In the records that follow, find each line containing "Відкласти" and copy it.

* * * * *

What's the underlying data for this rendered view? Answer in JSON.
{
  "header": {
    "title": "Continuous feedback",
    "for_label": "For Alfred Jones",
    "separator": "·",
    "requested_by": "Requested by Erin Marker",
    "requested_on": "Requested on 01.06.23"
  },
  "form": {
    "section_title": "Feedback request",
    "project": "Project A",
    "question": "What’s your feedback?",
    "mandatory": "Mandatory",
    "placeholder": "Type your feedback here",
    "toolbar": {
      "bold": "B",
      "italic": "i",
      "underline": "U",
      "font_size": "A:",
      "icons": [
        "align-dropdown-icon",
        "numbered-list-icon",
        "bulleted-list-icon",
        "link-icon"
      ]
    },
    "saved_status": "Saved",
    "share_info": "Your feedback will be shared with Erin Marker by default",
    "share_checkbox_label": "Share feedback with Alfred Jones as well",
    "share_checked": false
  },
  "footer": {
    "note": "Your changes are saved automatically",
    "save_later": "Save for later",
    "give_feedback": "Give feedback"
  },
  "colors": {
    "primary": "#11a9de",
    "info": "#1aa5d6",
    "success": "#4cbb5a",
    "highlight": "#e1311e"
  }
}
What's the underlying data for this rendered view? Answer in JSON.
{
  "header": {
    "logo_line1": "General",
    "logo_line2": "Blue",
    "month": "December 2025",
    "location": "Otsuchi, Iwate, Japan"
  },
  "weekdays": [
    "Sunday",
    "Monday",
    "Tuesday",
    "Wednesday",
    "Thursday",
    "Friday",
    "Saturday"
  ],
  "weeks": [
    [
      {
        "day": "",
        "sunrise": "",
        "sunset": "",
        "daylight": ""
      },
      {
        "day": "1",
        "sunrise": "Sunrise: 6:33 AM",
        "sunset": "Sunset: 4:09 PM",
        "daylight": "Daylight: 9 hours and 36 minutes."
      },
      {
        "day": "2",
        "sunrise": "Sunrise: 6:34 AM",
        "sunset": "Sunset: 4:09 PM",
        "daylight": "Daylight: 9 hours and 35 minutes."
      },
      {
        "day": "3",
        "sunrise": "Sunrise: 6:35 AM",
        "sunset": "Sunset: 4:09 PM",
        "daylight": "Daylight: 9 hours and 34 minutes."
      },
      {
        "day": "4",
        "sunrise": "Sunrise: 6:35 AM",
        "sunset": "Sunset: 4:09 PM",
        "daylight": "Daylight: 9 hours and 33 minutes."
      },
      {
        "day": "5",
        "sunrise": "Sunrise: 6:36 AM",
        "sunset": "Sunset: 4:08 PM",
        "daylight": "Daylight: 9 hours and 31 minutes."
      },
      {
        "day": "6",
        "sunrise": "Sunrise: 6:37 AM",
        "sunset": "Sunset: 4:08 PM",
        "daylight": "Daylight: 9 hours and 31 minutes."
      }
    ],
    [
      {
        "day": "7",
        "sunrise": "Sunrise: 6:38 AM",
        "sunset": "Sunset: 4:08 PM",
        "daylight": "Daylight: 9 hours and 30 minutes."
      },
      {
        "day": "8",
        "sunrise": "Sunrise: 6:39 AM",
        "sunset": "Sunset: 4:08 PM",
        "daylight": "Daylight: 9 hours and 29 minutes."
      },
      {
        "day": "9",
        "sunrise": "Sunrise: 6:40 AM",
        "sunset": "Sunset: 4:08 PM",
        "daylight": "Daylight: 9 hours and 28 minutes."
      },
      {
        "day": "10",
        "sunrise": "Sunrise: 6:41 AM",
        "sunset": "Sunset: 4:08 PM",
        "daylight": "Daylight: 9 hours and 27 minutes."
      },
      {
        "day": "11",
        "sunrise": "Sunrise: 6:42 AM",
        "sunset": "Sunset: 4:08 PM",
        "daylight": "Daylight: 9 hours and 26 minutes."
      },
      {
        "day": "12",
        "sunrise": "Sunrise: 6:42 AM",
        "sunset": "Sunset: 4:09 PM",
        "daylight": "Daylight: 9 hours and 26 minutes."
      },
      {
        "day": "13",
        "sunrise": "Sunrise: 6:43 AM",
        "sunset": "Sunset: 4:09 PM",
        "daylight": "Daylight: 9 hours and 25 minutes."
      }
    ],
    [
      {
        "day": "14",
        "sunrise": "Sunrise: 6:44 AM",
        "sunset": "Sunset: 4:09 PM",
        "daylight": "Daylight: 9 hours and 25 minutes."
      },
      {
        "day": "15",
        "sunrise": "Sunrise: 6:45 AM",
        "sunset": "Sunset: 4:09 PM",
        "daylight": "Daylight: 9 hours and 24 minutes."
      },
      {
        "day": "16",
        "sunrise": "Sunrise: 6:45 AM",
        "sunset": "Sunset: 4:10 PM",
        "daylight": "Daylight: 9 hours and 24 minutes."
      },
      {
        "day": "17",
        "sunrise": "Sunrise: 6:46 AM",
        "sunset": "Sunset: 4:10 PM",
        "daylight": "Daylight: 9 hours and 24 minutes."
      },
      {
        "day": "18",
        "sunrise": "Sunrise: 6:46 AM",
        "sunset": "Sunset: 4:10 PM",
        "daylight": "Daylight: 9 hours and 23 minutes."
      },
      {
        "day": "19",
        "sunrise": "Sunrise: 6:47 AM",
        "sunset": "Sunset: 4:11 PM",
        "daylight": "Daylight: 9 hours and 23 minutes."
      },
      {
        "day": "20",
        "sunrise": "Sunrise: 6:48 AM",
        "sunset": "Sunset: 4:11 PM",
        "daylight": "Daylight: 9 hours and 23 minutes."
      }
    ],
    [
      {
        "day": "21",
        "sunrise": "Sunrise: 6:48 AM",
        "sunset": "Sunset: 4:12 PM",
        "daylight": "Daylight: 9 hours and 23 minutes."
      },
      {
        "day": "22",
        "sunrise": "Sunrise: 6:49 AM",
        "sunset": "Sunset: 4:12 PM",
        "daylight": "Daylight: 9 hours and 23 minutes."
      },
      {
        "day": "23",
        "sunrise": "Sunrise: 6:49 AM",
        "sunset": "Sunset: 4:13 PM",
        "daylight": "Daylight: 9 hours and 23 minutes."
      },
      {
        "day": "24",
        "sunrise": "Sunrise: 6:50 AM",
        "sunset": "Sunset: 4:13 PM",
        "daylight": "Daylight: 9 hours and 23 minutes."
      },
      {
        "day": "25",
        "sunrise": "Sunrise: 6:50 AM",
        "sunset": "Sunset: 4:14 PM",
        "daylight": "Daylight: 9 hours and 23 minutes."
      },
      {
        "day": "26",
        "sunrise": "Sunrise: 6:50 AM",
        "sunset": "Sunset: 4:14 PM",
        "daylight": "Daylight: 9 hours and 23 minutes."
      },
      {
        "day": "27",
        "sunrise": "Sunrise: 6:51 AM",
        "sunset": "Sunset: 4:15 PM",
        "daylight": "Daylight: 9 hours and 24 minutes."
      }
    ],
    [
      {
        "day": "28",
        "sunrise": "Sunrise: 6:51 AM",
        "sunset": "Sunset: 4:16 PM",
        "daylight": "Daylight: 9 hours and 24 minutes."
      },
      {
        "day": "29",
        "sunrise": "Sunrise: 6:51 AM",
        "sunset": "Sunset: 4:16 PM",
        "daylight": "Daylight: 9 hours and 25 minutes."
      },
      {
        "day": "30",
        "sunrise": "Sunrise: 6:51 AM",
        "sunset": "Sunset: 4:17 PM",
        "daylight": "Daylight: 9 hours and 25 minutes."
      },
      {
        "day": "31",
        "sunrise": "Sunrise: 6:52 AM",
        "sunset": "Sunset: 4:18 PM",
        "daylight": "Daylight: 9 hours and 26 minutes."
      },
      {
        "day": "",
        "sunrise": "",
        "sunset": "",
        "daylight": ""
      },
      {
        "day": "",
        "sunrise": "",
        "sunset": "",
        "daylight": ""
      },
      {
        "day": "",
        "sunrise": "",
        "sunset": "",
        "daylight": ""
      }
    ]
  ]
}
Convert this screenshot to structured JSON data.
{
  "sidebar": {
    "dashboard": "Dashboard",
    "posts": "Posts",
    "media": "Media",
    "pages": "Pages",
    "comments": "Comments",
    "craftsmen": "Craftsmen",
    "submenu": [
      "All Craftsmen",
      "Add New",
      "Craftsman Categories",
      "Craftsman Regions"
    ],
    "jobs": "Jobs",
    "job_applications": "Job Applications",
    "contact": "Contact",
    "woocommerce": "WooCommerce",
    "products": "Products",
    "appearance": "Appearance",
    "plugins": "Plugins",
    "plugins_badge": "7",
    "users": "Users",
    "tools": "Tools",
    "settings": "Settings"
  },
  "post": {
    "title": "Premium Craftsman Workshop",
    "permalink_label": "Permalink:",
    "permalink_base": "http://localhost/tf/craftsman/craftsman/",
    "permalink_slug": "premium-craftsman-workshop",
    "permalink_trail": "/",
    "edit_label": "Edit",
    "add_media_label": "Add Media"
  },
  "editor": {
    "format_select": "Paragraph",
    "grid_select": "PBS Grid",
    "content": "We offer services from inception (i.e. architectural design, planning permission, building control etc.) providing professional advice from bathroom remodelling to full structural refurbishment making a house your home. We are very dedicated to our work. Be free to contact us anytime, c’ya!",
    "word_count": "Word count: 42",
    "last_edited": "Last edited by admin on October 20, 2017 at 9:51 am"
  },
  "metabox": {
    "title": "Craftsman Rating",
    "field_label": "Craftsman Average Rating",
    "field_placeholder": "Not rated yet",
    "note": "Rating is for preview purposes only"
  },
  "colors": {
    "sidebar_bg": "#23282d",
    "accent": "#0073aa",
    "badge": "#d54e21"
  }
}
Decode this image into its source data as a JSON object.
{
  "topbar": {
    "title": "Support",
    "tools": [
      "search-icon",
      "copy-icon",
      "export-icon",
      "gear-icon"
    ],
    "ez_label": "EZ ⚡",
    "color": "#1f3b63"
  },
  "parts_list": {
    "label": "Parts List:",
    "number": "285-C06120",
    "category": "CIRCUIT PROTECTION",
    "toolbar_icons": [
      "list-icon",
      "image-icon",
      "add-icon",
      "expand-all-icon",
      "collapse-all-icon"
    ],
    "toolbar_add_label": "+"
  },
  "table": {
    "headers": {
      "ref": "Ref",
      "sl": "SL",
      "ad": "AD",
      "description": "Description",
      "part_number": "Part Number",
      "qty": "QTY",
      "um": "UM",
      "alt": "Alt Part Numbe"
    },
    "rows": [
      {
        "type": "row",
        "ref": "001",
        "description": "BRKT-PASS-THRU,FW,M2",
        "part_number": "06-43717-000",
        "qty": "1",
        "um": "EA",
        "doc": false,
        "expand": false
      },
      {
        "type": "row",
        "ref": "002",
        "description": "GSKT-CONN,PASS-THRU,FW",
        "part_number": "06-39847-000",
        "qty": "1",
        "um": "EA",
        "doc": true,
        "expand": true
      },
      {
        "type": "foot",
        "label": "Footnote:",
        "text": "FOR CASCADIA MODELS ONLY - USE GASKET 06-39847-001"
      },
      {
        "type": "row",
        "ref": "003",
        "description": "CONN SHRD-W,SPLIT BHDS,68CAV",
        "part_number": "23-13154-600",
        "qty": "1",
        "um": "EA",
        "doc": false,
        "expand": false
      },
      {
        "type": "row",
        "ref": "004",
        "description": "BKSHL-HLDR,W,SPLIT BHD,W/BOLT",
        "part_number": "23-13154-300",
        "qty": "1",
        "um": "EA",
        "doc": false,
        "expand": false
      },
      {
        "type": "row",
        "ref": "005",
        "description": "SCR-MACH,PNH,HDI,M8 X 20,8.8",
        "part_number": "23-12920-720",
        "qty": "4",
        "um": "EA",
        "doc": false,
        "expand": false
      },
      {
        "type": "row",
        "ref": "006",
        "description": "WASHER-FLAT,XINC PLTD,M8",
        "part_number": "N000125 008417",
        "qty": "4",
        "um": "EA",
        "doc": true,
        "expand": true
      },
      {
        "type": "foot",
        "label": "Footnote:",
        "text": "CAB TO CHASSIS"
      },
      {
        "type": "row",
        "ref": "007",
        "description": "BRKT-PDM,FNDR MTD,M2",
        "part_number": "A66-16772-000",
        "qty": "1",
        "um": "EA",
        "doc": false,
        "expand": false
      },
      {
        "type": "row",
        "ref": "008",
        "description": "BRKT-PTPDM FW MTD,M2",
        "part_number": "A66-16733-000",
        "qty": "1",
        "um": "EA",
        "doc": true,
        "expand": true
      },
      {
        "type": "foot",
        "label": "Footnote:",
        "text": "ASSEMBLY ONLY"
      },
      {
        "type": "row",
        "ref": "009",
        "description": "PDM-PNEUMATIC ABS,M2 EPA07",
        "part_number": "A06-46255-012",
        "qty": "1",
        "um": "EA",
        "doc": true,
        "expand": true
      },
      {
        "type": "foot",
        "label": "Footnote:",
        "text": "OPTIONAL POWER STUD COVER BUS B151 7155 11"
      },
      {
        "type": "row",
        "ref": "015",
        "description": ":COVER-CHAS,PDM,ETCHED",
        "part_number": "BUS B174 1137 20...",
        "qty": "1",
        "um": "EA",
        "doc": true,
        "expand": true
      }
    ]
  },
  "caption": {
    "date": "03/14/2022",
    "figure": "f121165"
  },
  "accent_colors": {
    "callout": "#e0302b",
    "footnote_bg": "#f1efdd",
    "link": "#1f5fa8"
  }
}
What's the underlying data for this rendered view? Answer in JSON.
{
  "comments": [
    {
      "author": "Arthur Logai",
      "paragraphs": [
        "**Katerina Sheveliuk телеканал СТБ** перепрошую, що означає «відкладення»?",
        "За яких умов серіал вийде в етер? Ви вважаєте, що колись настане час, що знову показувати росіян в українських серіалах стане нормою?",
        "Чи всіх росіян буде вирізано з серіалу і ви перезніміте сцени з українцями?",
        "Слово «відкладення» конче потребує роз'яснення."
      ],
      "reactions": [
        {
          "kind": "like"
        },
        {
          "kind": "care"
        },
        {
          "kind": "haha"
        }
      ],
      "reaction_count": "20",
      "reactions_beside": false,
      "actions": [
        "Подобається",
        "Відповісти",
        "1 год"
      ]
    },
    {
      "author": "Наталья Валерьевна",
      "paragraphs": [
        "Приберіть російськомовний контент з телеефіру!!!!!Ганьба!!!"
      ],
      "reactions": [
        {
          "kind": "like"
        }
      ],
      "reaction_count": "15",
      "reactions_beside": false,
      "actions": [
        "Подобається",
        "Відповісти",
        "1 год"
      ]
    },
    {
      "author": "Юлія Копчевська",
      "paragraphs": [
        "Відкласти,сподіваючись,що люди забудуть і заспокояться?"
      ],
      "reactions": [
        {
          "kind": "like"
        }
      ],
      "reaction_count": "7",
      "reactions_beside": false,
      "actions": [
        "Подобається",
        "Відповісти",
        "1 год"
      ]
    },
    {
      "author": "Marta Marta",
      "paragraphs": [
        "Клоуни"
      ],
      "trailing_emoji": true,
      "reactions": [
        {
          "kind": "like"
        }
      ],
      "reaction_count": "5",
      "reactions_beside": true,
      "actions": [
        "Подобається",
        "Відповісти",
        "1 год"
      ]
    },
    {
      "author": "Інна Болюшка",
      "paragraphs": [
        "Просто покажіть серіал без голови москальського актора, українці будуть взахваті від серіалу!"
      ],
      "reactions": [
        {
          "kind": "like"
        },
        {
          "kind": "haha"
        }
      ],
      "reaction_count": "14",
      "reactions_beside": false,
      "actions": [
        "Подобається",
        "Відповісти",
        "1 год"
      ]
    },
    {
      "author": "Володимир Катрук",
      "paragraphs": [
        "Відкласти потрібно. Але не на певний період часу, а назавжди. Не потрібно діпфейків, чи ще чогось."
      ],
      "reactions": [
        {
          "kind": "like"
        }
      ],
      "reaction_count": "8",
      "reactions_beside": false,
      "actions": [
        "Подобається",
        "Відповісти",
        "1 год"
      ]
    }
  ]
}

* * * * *

§ **SOLUTION**
        "Відкласти,сподіваючись,що люди забудуть і заспокояться?"
        "Відкласти потрібно. Але не на певний період часу, а назавжди. Не потрібно діпфейків, чи ще чогось."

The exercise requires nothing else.